How we paid of $36,000 in debt in two years on just one income!

If I had to describe what it felt like to live with a pile of debt it would be this: like constantly wearing a backpack full of bricks. 

Could you breath with that on your back? Move freely? Rest peacefully? No. You couldn't. 

I know that it isn't polite to talk about money. But I am going to do that today, because I feel like telling our story will encourage some of you. 

$36,000. That’s the magic number we were living with. If you added up what we owed on cars, credit cards, students loans and some medical bills this is the number you would get. $36,000. That is a daunting number.

And by making the minimum payments, we were looking at a lifetime of debt.

It felt like carrying around a backpack full of bricks everywhere I went. Jason (my husband) I had no one to blame but ourselves.

Yes, Jason had taken out loans for school, but in total honesty, he had taken out more than he needed. We had put our lifestyle on credit cards. We had taken vacations we couldn't afford, bought a vehicle because we were tired of our clunky old car.

But in 2012 we realized something had to change. We had a newborn. It was time to put aside that lifestyle and change our family’s course.

Before I go any further, I just want to say my husband and I made every financial mistake known to man. So I approach this subject with no judgment toward anyone. If you can conceive a HORRIBLE way to waste money, I probably did it.

We got ourselves into this mess, we had to get ourselves out.

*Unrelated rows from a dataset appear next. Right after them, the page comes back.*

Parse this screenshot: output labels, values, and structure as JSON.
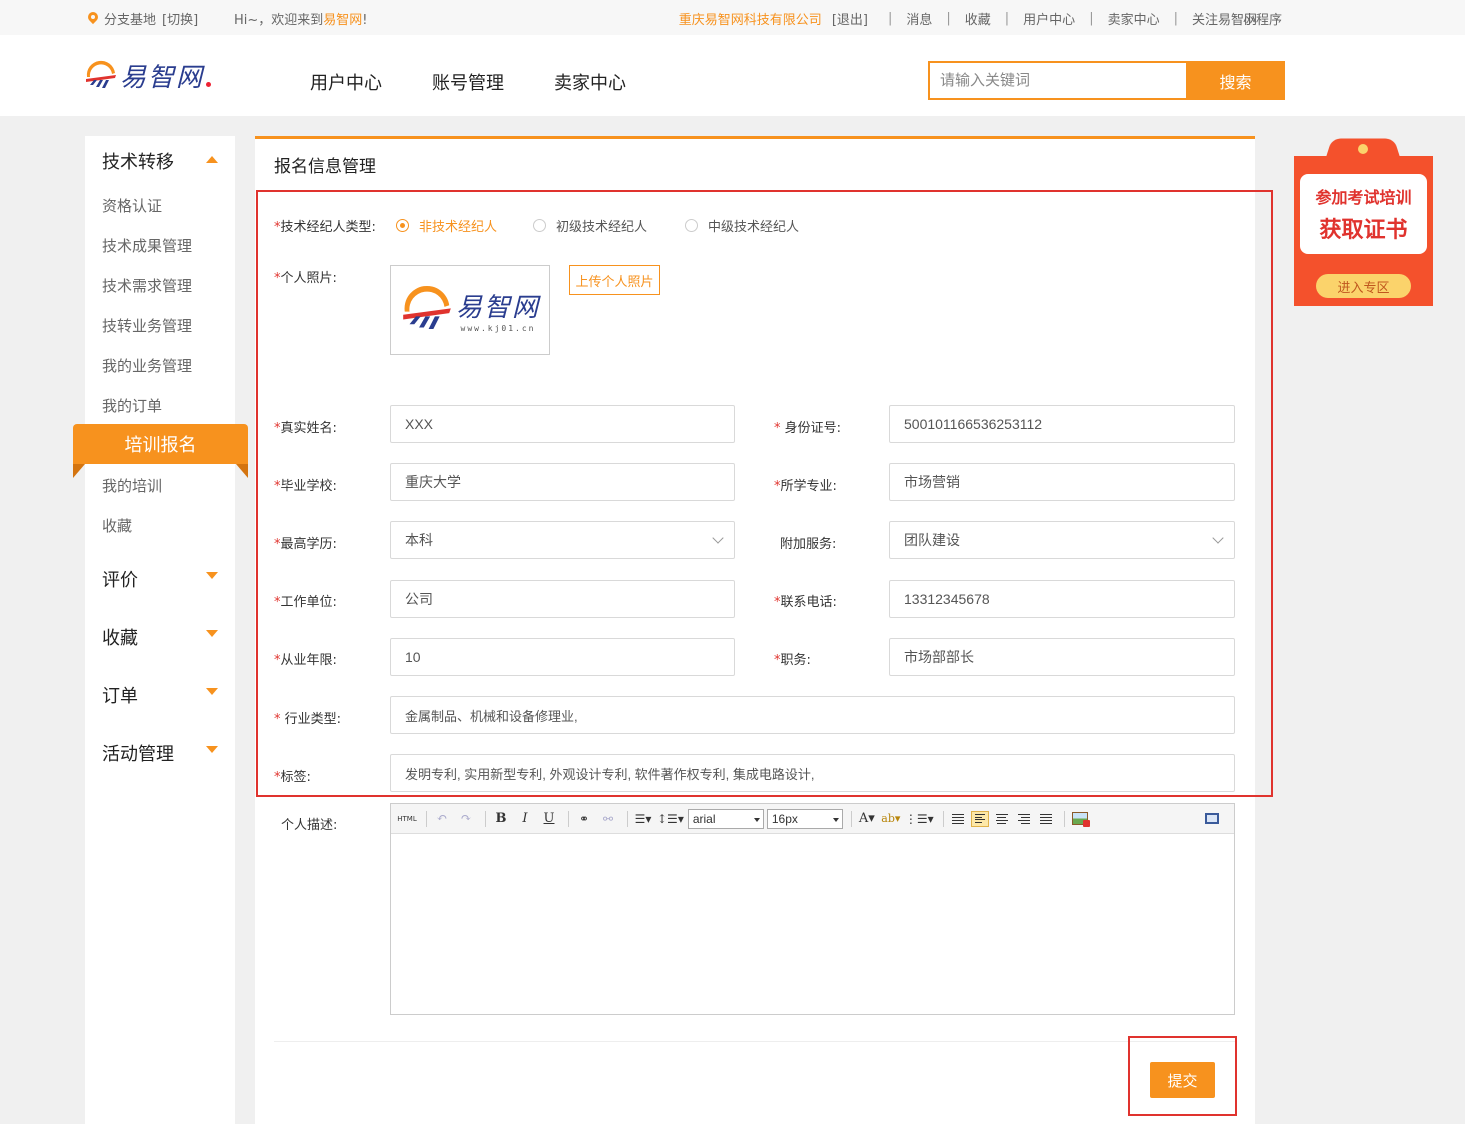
{
  "topbar": {
    "location": "分支基地",
    "switch": "[切换]",
    "welcome_prefix": "Hi~，欢迎来到",
    "welcome_brand": "易智网",
    "welcome_suffix": "!",
    "company": "重庆易智网科技有限公司",
    "logout": "[退出]",
    "links": [
      "消息",
      "收藏",
      "用户中心",
      "卖家中心",
      "关注易智网"
    ],
    "mini_program": "小程序"
  },
  "header": {
    "logo_text": "易智网",
    "nav": [
      "用户中心",
      "账号管理",
      "卖家中心"
    ],
    "search_placeholder": "请输入关键词",
    "search_button": "搜索"
  },
  "sidebar": {
    "group_tech": "技术转移",
    "items": [
      "资格认证",
      "技术成果管理",
      "技术需求管理",
      "技转业务管理",
      "我的业务管理",
      "我的订单"
    ],
    "active": "培训报名",
    "items_after": [
      "我的培训",
      "收藏"
    ],
    "groups": [
      "评价",
      "收藏",
      "订单",
      "活动管理"
    ]
  },
  "main": {
    "title": "报名信息管理",
    "broker_type_label": "技术经纪人类型:",
    "broker_types": [
      "非技术经纪人",
      "初级技术经纪人",
      "中级技术经纪人"
    ],
    "photo_label": "个人照片:",
    "photo_logo_text": "易智网",
    "photo_logo_url": "www.kj01.cn",
    "upload_button": "上传个人照片",
    "fields": {
      "name_label": "真实姓名:",
      "name_value": "XXX",
      "id_label": "身份证号:",
      "id_value": "500101166536253112",
      "school_label": "毕业学校:",
      "school_value": "重庆大学",
      "major_label": "所学专业:",
      "major_value": "市场营销",
      "edu_label": "最高学历:",
      "edu_value": "本科",
      "service_label": "附加服务:",
      "service_value": "团队建设",
      "work_label": "工作单位:",
      "work_value": "公司",
      "phone_label": "联系电话:",
      "phone_value": "13312345678",
      "years_label": "从业年限:",
      "years_value": "10",
      "position_label": "职务:",
      "position_value": "市场部部长",
      "industry_label": "行业类型:",
      "industry_value": "金属制品、机械和设备修理业,",
      "tags_label": "标签:",
      "tags_value": "发明专利, 实用新型专利, 外观设计专利, 软件著作权专利, 集成电路设计,",
      "desc_label": "个人描述:"
    },
    "editor": {
      "html_btn": "HTML",
      "font_family": "arial",
      "font_size": "16px"
    },
    "submit": "提交"
  },
  "promo": {
    "line1": "参加考试培训",
    "line2": "获取证书",
    "enter": "进入专区"
  },
  "colors": {
    "accent": "#f7921e",
    "highlight": "#e0332e"
  }
}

There is no magic formula. There is no get rich quick scheme. It meant rolling up our sleeves, making a list of where our money was going and tackling the problem.

And then we took a long, hard look at our debt. 

Car payments - $600 a month

Credit cards- $430 a month

Student loans- $156 a month

That’s over $1,100 a month in debts! No wonder we were so broke!

A few months before my son was born I was in a terrible wreck. Since my car was totaled we had gotten an insurance check. We used that to pay off my husband’s truck, freeing up $300 a month. That got rolled over to debt.

Through the generosity of my parents, we were able to obtain their used vehicle. That eliminated all of our car debt. That was another $300 that got rolled over to debt.

Do you see where I am going with this? By eliminating these expenses and throwing them at our debts, we were able to pay them down. 

Of course, not everyone has the opportunity to cut out a car payment and I understand that. (But since I was left with a permanent and painful leg injury as the result of that wreck, it's not quite a fair trade, okay?) 

I am sure that when you look at the "correct way" to pay off debts, we did some things wrong, but we were clueless about the process. 

We wrote down where our money went. Over $100 for cable. $50 a week eating out at lunch. Our grocery bill could be slashed. We weren’t going to movies because we now had an infant. 

Then Jason got six months of living per diem money for taking his new job. We funneled every extra penny into paying down the credit card bills. Then we whittled away at the student loans. We realized we were paying over $500 in interest alone on those student loans. 

My husband on the phone with Sallie Mae making his FINAL payment.

It took two solid years and the day we called Sallie Mae (February 24, 2014) to pay off that last debt we almost cried.

“Give yourself a second,” I said to Jason. “Just think that for the first time in eight years of marriage, we have no debt.”

Getting out of debt and staying out of debt is a commitment and a lifelong process and a goal worth working toward. Sending off a last payment on a long, ongoing debt is one of the best feelings in the world. But it comes with sacrifice.

In the future I would love to help my children have a debt-free college education, I want to live without a mortgage one day, and I would like to share the many blessings God has given me with others.

As I told my husband one night at dinner, “you have to sacrifice what you want now for what you want in your future.”

I realized as we were chipping away at the mountain, ours wasn’t a finance issue, it was a heart issue. Our treasures were not in heaven (Matthew 6:20).

I had to learn to be content with what I had. It wasn’t’ always easy, not when I had spend my adult life feeding my wants. But my sister said something to me that struck me and I remind myself of it everyday, “God honors contentment.”

What are some of your financial goals? Are you struggling to live debt free?